It may sound like a silly topic, but I’ve had almost a lifetime association with oxfords, not always by choice. It all began when I was seven years old.
Our family lived on a farm, in a beautiful valley near a flowing creek. Being an “only” child, my playmates were my dog, Spot, a coop full of chickens, and when he had time, my dad. He worked hard, maintaining a small herd of cows, and growing and harvesting grain crops. The winter of 1947 is well remembered for the record amount of snow that year. We were snowbound in our valley, unable to get to my school, pick up our mail, shop for groceries, or go to church. It was a real treat for me when my dad would take me with him on his horse, on his tractor, or to visit with the neighbors. One morning, he surprised me with the announcement that he and I were going to go tobogganing. There was a great slope behind the barn and chicken house, and Dad and I pulled the toboggan right to the top. He sat on the toboggan and I sat between his legs, and we whizzed down the hill together several times. He kept telling me that I needed to pull the rope to steer the toboggan, so that we could glide between the two buildings and into the yard. Finally, it was my turn to go on my own. The first trip was great, the second one, not so great. I tried with all my strength to steer properly, but I crashed into the back of the chicken coop. I don’t know how my dad got down the hill so fast, trying to catch up to me, but I sure was glad to see him when he picked me up from the snow.

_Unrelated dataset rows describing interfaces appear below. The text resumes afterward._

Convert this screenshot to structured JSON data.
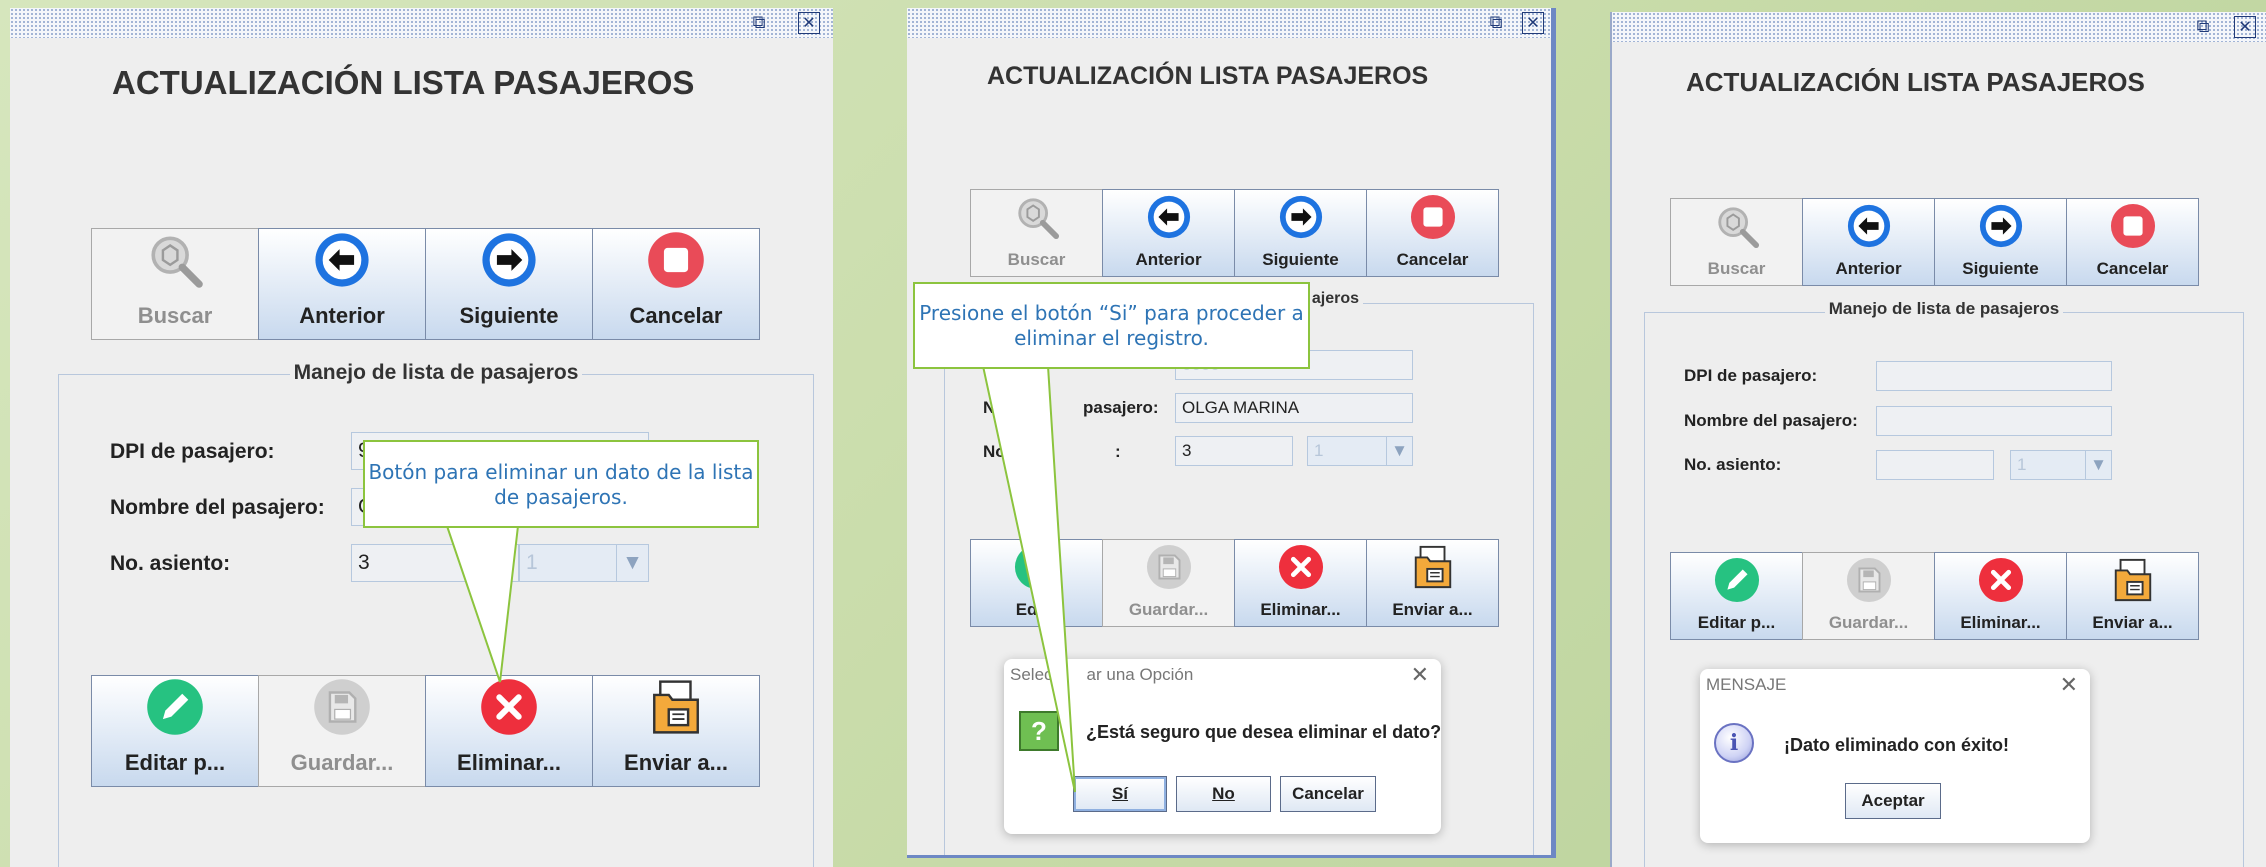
{
  "windows": [
    {
      "title": "ACTUALIZACIÓN LISTA PASAJEROS",
      "titlebar": {
        "max_icon": "maximize-icon",
        "close_icon": "close-icon"
      },
      "toolbar": [
        {
          "label": "Buscar",
          "icon": "search-icon",
          "enabled": false
        },
        {
          "label": "Anterior",
          "icon": "arrow-left-icon",
          "enabled": true
        },
        {
          "label": "Siguiente",
          "icon": "arrow-right-icon",
          "enabled": true
        },
        {
          "label": "Cancelar",
          "icon": "stop-icon",
          "enabled": true
        }
      ],
      "group_title": "Manejo de lista de pasajeros",
      "fields": {
        "dpi_label": "DPI de pasajero:",
        "dpi_value": "9",
        "nombre_label": "Nombre del pasajero:",
        "nombre_value": "O",
        "asiento_label": "No. asiento:",
        "asiento_value": "3",
        "combo_value": "1"
      },
      "actions": [
        {
          "label": "Editar p...",
          "icon": "edit-icon",
          "enabled": true
        },
        {
          "label": "Guardar...",
          "icon": "save-icon",
          "enabled": false
        },
        {
          "label": "Eliminar...",
          "icon": "delete-icon",
          "enabled": true
        },
        {
          "label": "Enviar a...",
          "icon": "folder-icon",
          "enabled": true
        }
      ],
      "callout": "Botón para eliminar un dato de la lista de pasajeros."
    },
    {
      "title": "ACTUALIZACIÓN LISTA PASAJEROS",
      "toolbar": [
        {
          "label": "Buscar",
          "enabled": false
        },
        {
          "label": "Anterior",
          "enabled": true
        },
        {
          "label": "Siguiente",
          "enabled": true
        },
        {
          "label": "Cancelar",
          "enabled": true
        }
      ],
      "group_title_fragment": "ajeros",
      "fields": {
        "dpi_value_fragment": "0000",
        "nombre_label_fragment": "pasajero:",
        "nombre_label_start": "N",
        "nombre_value": "OLGA MARINA",
        "asiento_label_start": "No",
        "asiento_label_end": ":",
        "asiento_value": "3",
        "combo_value": "1"
      },
      "actions": [
        {
          "label": "Edita",
          "enabled": true
        },
        {
          "label": "Guardar...",
          "enabled": false
        },
        {
          "label": "Eliminar...",
          "enabled": true
        },
        {
          "label": "Enviar a...",
          "enabled": true
        }
      ],
      "callout": "Presione el botón “Si” para proceder a eliminar el registro.",
      "dialog": {
        "title_start": "Selec",
        "title_end": "ar una Opción",
        "question_icon": "question-icon",
        "message": "¿Está seguro que desea eliminar el dato?",
        "buttons": [
          "Sí",
          "No",
          "Cancelar"
        ]
      }
    },
    {
      "title": "ACTUALIZACIÓN LISTA PASAJEROS",
      "toolbar": [
        {
          "label": "Buscar",
          "enabled": false
        },
        {
          "label": "Anterior",
          "enabled": true
        },
        {
          "label": "Siguiente",
          "enabled": true
        },
        {
          "label": "Cancelar",
          "enabled": true
        }
      ],
      "group_title": "Manejo de lista de pasajeros",
      "fields": {
        "dpi_label": "DPI de pasajero:",
        "dpi_value": "",
        "nombre_label": "Nombre del pasajero:",
        "nombre_value": "",
        "asiento_label": "No. asiento:",
        "asiento_value": "",
        "combo_value": "1"
      },
      "actions": [
        {
          "label": "Editar p...",
          "enabled": true
        },
        {
          "label": "Guardar...",
          "enabled": false
        },
        {
          "label": "Eliminar...",
          "enabled": true
        },
        {
          "label": "Enviar a...",
          "enabled": true
        }
      ],
      "dialog": {
        "title": "MENSAJE",
        "info_icon": "info-icon",
        "message": "¡Dato eliminado con éxito!",
        "button": "Aceptar"
      }
    }
  ],
  "colors": {
    "background": "#c9dcaa",
    "window": "#eeeeee",
    "arrow_blue": "#1e73e0",
    "cancel_red": "#e94b58",
    "edit_green": "#26c281",
    "callout_border": "#8cc43e",
    "callout_text": "#2e74b5",
    "titlebar_dots": "#8ea4cc"
  }
}
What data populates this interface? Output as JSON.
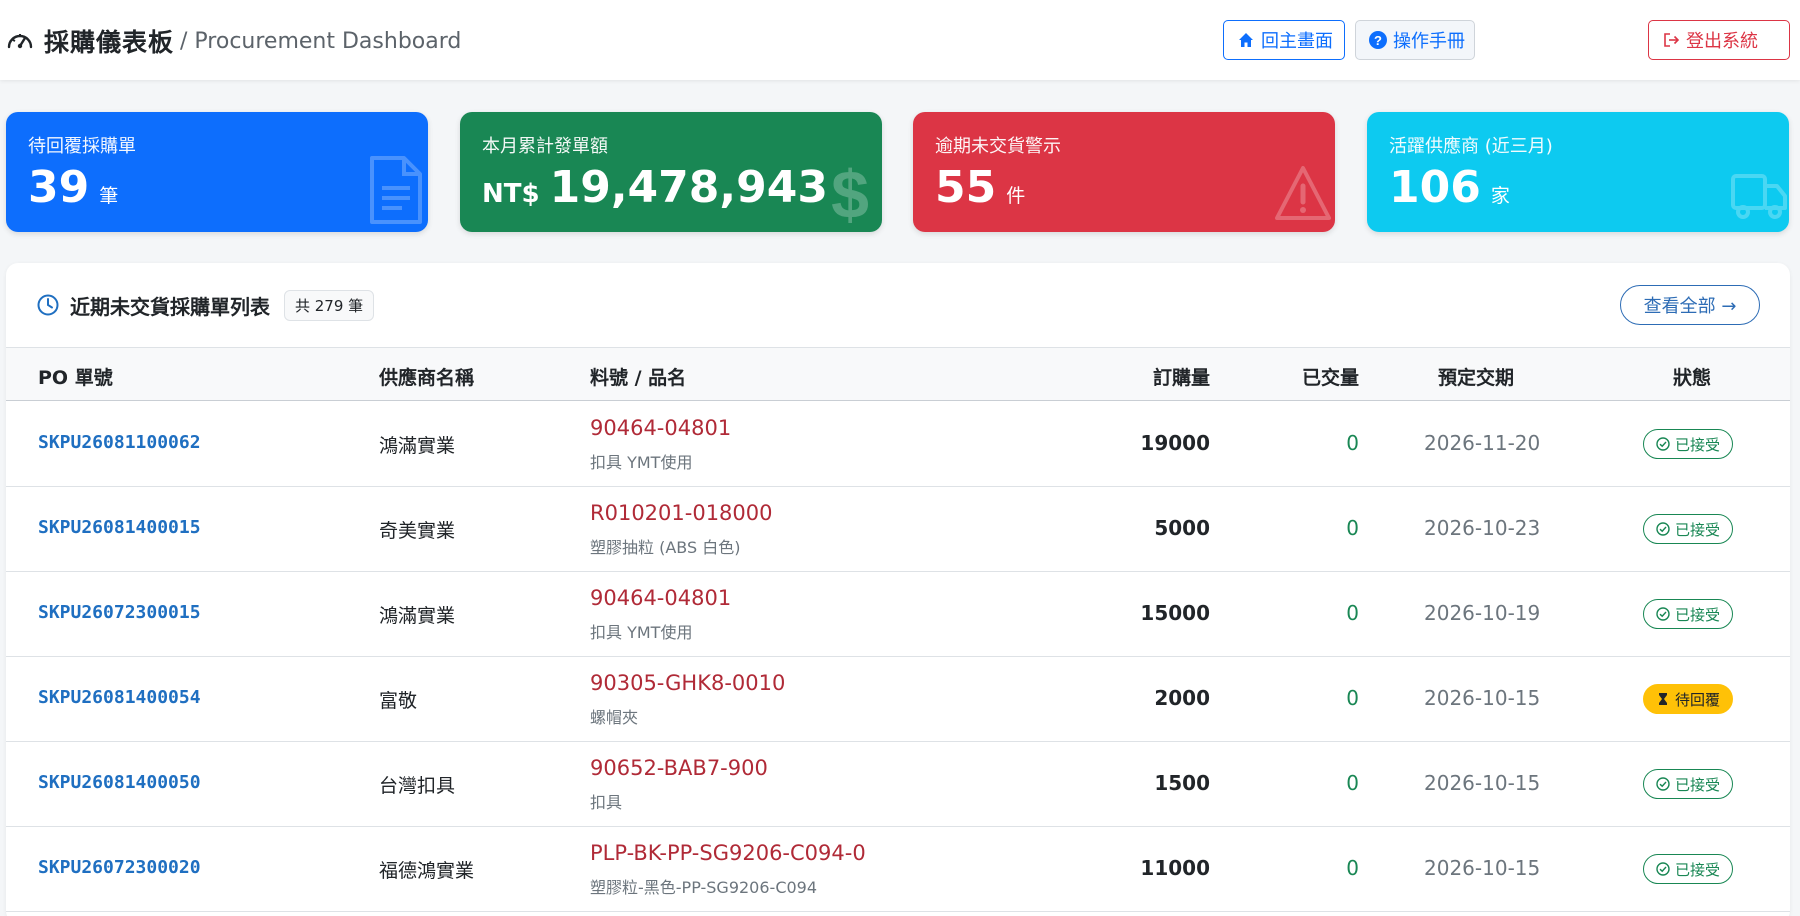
{
  "header": {
    "title": "採購儀表板",
    "subtitle": "/ Procurement Dashboard",
    "home_label": "回主畫面",
    "manual_label": "操作手冊",
    "logout_label": "登出系統"
  },
  "cards": [
    {
      "label": "待回覆採購單",
      "prefix": "",
      "value": "39",
      "unit": "筆",
      "color": "#0d6efd",
      "icon": "document-icon"
    },
    {
      "label": "本月累計發單額",
      "prefix": "NT$",
      "value": "19,478,943",
      "unit": "",
      "color": "#198754",
      "icon": "dollar-icon"
    },
    {
      "label": "逾期未交貨警示",
      "prefix": "",
      "value": "55",
      "unit": "件",
      "color": "#dc3545",
      "icon": "warning-icon"
    },
    {
      "label": "活躍供應商 (近三月)",
      "prefix": "",
      "value": "106",
      "unit": "家",
      "color": "#0dcaf0",
      "icon": "truck-icon"
    }
  ],
  "panel": {
    "title": "近期未交貨採購單列表",
    "count_badge": "共 279 筆",
    "view_all_label": "查看全部 →"
  },
  "table": {
    "headers": {
      "po": "PO 單號",
      "vendor": "供應商名稱",
      "part": "料號 / 品名",
      "qty": "訂購量",
      "done": "已交量",
      "date": "預定交期",
      "status": "狀態"
    },
    "rows": [
      {
        "po": "SKPU26081100062",
        "vendor": "鴻滿實業",
        "part_no": "90464-04801",
        "part_name": "扣具 YMT使用",
        "qty": "19000",
        "done": "0",
        "date": "2026-11-20",
        "status": "已接受",
        "status_type": "ok"
      },
      {
        "po": "SKPU26081400015",
        "vendor": "奇美實業",
        "part_no": "R010201-018000",
        "part_name": "塑膠抽粒 (ABS 白色)",
        "qty": "5000",
        "done": "0",
        "date": "2026-10-23",
        "status": "已接受",
        "status_type": "ok"
      },
      {
        "po": "SKPU26072300015",
        "vendor": "鴻滿實業",
        "part_no": "90464-04801",
        "part_name": "扣具 YMT使用",
        "qty": "15000",
        "done": "0",
        "date": "2026-10-19",
        "status": "已接受",
        "status_type": "ok"
      },
      {
        "po": "SKPU26081400054",
        "vendor": "富敬",
        "part_no": "90305-GHK8-0010",
        "part_name": "螺帽夾",
        "qty": "2000",
        "done": "0",
        "date": "2026-10-15",
        "status": "待回覆",
        "status_type": "wait"
      },
      {
        "po": "SKPU26081400050",
        "vendor": "台灣扣具",
        "part_no": "90652-BAB7-900",
        "part_name": "扣具",
        "qty": "1500",
        "done": "0",
        "date": "2026-10-15",
        "status": "已接受",
        "status_type": "ok"
      },
      {
        "po": "SKPU26072300020",
        "vendor": "福德鴻實業",
        "part_no": "PLP-BK-PP-SG9206-C094-0",
        "part_name": "塑膠粒-黑色-PP-SG9206-C094",
        "qty": "11000",
        "done": "0",
        "date": "2026-10-15",
        "status": "已接受",
        "status_type": "ok"
      }
    ]
  },
  "colors": {
    "primary": "#0d6efd",
    "success": "#198754",
    "danger": "#dc3545",
    "info": "#0dcaf0",
    "warning": "#ffc107",
    "part_no": "#b02a37",
    "po_link": "#1f6fc1"
  }
}
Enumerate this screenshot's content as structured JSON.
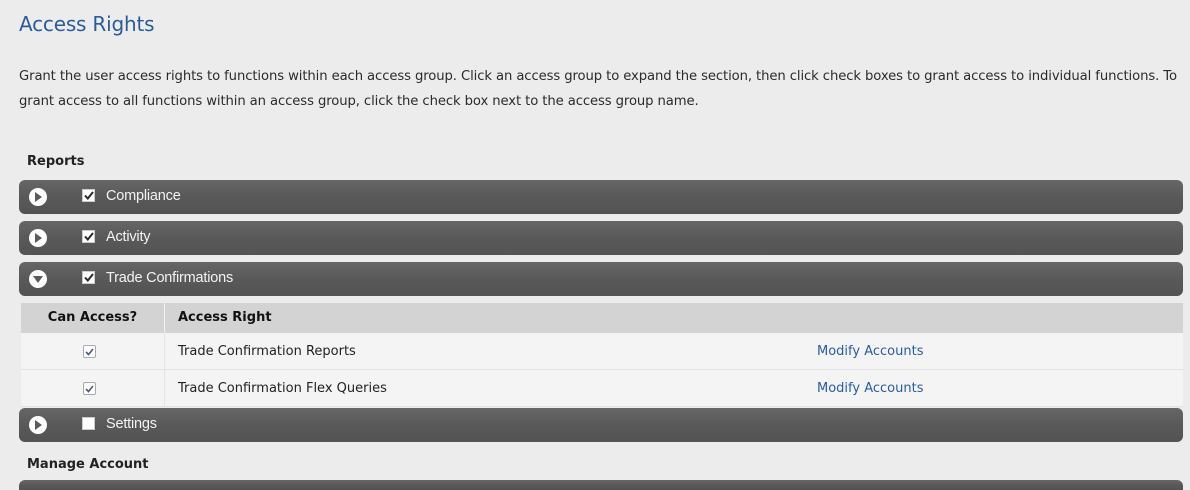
{
  "title": "Access Rights",
  "description": "Grant the user access rights to functions within each access group. Click an access group to expand the section, then click check boxes to grant access to individual functions. To grant access to all functions within an access group, click the check box next to the access group name.",
  "sections": {
    "reports_label": "Reports",
    "manage_account_label": "Manage Account"
  },
  "groups": [
    {
      "label": "Compliance",
      "checked": true,
      "expanded": false
    },
    {
      "label": "Activity",
      "checked": true,
      "expanded": false
    },
    {
      "label": "Trade Confirmations",
      "checked": true,
      "expanded": true
    },
    {
      "label": "Settings",
      "checked": false,
      "expanded": false
    }
  ],
  "table": {
    "col_can_access": "Can Access?",
    "col_access_right": "Access Right",
    "rows": [
      {
        "right": "Trade Confirmation Reports",
        "checked": true,
        "link": "Modify Accounts"
      },
      {
        "right": "Trade Confirmation Flex Queries",
        "checked": true,
        "link": "Modify Accounts"
      }
    ]
  },
  "colors": {
    "title": "#2a5c9a",
    "group_bar": "#595959",
    "link": "#2a5ca3",
    "background": "#ececec"
  },
  "icons": {
    "collapsed": "expand-arrow-icon",
    "expanded": "collapse-arrow-icon",
    "checked": "checkmark-icon"
  }
}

My feet and legs hurt so much, and Dad knew that he needed to take me back to the house, and get some help from my Mom. The only doctor that we knew was almost 20 miles from our farm, even if we could get out of the valley. Dad did the best he could, wrapping both feet with bandages made from a bed sheet, cut in strips. My parents didn’t allow me to walk for several weeks, and Mom got a pair of lace-up boots for me to wear when I went back to school. They were awful, and looked like boys boots, but I was given no choice. I don’t remember how long it took to get an order from the Sears catalogue, but when the parcel arrived, I was introduced to my first pair of Oxfords.
We moved to the city the next year; my dad had his fill of farming and bad weather. Even though I tried very hard to persuade my Mom to let me wear some ‘city’ shoes, it wasn’t until my 12th birthday, that I received my first pair of saddle oxford shoes. White leather with navy inserts… they were beautiful! I don’t remember if I ever had a different style of shoe all through my school days, but I do remember looking forward to have my first job so that I could buy my own shoes. But… I was accepted into Nursing School, starting two months after my high school graduation, and nurses need to wear good shoes because of being on their feet for the whole shift. White oxfords, clean and polished, and inspected every day by our instructors or house mother.
I’m now a senior lady, and still walking without assistance. After surviving several fractures (ankles and legs), I am grateful for the one and only pair of shoes that I now own… OXFORDS! I am finally content … comfort over fashion has won my heart!
Tags: Shoes Farm Life Nursing